Job Title: Owner-Operator, Open Sky Music Festival
Why He’s Top 40: Hard-won self-knowledge and one of the highest bowling averages in the T5H postal district.
Key To Success: “I don’t do anything for money. Everything that drives me is passion.”
Nathan Richards is proud to say, “I physically want to be on a job site 10 days a year.” And, the founder of Open Sky Music Festival, would like to add, “I have no issues telling people that. They can work their 200-plus days a year.”
This atypical attitude suits Richards’ atypical path. He walked away from a lucrative career in real estate to indulge in Open Sky, a roots and reggae music festival he founded. Held in the Heritage Amphitheatre in Hawrelak Park, this year’s edition overcame rainy June weather and Edmonton’s hyper-competitive summer festival season to draw an audience of 6,000. And in its second year, no less.
It’s hardly the kind of career advice dispensed by guidance counsellors, but it felt as natural as falling off a log. “I was never too into security or knowing where my next paycheque is going to come from,” he says. “Living on the edge, it’s kind of fun.”
Richards admits he earns less dough since making the switch. But, he says, it’s worth the chance to work in something truly stimulating. The festival aims to “bring the beach to Edmonton,” in his words, and that more than makes up for the wage cut.
Get our Newsletters
Sign up for our free weekly newsletters:
“It made sense for me to do it without thinking,” he says. “I’ve always been really passionate about music.”
He’s also big on local artists. The festival features a steady stream of homegrown acts -in 2012 more than half of the bill hailed from Edmonton and Richards aims to maintain that fraction for future festivals.

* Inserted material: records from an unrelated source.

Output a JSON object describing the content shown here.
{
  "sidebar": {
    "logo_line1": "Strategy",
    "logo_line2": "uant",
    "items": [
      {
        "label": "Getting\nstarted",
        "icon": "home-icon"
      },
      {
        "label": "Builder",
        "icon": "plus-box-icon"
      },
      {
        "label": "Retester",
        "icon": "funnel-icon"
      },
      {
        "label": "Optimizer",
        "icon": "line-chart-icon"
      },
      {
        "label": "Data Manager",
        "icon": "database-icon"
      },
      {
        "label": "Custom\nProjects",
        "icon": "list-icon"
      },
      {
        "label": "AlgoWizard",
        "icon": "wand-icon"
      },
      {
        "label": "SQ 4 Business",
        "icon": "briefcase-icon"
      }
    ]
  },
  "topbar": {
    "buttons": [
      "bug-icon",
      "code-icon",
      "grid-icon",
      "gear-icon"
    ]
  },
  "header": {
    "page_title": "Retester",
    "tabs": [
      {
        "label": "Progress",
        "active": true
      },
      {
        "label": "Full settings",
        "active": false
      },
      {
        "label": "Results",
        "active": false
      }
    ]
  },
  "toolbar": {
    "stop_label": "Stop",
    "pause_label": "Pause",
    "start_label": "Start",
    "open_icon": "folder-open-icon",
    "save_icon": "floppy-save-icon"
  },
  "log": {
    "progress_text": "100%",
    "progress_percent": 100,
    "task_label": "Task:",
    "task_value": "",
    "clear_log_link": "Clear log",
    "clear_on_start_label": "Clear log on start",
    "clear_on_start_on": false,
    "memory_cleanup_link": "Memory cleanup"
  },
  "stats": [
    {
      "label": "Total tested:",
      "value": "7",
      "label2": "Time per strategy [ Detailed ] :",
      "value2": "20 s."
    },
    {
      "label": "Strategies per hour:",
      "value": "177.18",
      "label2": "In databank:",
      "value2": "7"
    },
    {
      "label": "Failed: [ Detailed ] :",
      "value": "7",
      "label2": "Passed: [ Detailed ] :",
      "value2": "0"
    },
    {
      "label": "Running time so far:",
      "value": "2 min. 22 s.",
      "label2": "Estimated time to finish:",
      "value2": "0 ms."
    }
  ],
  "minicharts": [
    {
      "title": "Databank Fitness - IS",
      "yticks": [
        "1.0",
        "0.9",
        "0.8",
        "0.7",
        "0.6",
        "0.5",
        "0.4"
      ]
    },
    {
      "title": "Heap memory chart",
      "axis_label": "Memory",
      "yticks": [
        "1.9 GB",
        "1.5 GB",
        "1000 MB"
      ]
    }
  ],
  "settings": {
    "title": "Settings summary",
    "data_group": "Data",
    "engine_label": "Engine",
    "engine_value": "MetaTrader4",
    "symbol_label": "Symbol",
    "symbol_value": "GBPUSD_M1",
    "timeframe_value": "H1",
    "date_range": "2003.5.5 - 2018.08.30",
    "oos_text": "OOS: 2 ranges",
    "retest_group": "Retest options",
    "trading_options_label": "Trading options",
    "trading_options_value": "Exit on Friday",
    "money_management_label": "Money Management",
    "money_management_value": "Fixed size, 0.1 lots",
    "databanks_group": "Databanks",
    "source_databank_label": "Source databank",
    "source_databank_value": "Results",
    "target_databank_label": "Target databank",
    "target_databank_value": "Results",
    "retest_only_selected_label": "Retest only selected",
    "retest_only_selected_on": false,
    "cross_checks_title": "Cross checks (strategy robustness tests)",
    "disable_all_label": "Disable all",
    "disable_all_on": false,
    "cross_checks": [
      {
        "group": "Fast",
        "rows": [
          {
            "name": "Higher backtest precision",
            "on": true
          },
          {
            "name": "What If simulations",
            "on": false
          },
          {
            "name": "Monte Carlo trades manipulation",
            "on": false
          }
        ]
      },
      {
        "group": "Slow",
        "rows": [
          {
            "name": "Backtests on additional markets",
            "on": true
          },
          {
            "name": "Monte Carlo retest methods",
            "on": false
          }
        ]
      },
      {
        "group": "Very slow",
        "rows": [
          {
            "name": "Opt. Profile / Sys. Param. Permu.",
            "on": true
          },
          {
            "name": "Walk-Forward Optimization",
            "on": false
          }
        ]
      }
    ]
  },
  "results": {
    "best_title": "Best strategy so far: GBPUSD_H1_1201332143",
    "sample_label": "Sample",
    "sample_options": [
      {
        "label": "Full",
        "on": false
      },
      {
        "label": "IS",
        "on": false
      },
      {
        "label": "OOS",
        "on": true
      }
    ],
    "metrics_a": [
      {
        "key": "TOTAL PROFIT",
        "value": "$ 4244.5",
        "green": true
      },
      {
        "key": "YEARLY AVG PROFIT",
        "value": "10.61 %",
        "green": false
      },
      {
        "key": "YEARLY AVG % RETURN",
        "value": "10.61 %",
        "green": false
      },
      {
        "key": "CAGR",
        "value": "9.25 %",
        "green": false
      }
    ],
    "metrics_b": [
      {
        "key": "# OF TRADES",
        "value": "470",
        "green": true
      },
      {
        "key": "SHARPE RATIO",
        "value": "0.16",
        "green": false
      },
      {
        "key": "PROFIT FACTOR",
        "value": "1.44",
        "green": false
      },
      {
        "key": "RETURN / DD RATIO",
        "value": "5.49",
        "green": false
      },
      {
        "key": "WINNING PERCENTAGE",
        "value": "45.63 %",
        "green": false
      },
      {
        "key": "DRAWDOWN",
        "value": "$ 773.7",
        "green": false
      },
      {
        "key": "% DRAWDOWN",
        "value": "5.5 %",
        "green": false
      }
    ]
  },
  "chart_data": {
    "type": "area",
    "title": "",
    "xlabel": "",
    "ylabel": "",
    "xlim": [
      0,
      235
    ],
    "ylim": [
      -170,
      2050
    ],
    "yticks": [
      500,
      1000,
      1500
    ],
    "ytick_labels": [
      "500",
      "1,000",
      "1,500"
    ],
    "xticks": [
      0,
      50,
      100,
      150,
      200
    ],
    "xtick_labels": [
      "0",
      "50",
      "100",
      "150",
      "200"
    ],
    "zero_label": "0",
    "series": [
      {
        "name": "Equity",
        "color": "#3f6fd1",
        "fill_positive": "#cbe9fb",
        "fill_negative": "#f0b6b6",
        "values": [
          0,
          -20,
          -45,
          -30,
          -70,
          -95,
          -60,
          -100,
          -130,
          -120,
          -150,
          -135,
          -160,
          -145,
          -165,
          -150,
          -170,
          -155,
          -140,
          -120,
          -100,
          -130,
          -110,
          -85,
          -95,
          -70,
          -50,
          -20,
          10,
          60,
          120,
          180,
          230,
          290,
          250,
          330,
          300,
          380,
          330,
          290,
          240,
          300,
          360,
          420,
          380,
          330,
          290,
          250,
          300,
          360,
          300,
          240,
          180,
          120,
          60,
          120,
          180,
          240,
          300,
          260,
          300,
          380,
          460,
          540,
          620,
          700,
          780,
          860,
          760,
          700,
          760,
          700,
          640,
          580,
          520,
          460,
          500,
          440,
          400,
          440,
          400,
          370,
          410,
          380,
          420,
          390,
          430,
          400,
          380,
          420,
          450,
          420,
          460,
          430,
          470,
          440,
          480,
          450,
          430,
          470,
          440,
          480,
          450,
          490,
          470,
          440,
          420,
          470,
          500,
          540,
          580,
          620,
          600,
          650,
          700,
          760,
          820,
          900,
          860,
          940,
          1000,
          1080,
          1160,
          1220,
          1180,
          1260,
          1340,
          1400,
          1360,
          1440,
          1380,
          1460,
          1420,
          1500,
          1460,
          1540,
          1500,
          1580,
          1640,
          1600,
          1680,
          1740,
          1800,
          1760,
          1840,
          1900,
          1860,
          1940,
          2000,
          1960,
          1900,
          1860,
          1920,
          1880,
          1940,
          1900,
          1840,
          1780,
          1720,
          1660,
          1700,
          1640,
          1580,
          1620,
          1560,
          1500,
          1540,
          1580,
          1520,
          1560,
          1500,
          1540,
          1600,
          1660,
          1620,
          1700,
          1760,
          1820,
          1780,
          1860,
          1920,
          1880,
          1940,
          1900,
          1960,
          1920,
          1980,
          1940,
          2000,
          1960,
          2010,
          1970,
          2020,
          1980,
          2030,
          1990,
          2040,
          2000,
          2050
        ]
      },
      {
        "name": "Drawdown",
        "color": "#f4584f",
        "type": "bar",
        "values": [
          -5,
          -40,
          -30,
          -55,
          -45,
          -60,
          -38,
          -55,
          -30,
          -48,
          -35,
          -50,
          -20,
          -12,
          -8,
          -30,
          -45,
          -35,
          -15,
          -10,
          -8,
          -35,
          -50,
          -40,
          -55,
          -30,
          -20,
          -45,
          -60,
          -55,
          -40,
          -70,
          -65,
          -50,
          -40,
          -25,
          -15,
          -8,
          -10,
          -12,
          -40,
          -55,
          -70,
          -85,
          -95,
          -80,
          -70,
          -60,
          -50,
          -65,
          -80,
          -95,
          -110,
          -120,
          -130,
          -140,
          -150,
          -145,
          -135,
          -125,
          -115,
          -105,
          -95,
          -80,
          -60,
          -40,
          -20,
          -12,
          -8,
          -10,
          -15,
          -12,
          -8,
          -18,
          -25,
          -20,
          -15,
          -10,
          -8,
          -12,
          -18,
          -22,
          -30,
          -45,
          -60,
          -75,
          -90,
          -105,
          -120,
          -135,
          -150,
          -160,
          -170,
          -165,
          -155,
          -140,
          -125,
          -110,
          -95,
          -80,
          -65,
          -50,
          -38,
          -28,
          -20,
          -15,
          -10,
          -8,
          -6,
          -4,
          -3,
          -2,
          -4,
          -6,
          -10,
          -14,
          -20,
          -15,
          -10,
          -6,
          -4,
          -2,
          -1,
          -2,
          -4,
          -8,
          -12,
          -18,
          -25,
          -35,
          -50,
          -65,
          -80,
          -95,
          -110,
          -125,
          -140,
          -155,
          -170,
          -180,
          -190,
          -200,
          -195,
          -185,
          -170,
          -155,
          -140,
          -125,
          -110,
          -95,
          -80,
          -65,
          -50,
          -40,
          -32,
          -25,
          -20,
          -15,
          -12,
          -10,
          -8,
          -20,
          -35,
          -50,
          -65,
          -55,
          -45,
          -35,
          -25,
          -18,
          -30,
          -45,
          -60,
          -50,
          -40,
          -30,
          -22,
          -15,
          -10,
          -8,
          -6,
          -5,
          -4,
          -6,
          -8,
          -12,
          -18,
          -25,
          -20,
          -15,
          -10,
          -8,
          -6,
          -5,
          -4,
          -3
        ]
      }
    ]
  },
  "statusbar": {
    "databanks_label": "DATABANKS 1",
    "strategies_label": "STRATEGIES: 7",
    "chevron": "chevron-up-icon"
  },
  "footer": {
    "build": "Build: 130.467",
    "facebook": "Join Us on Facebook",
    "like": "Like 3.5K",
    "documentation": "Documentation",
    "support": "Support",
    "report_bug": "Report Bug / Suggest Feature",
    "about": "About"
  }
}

He sees no contradiction in organizing an island-themed music bash with a bill comprised mostly of landlocked Edmontonians, just like he doesn’t see tension between chasing career success while looking to travel as much as possible.
Or, for that matter, loving Edmonton while disliking its weather for half the year, or rocking a chic wardrobe while also confessing his love of bowling.
“I really hate the cold weather,” he says. “I think it’s a great city and community, butI have to travel.”
With Open Sky’s growing attendance and a travel-themed reality TV pilot in the works, he may soon have the opportunity to do that as much as he wants.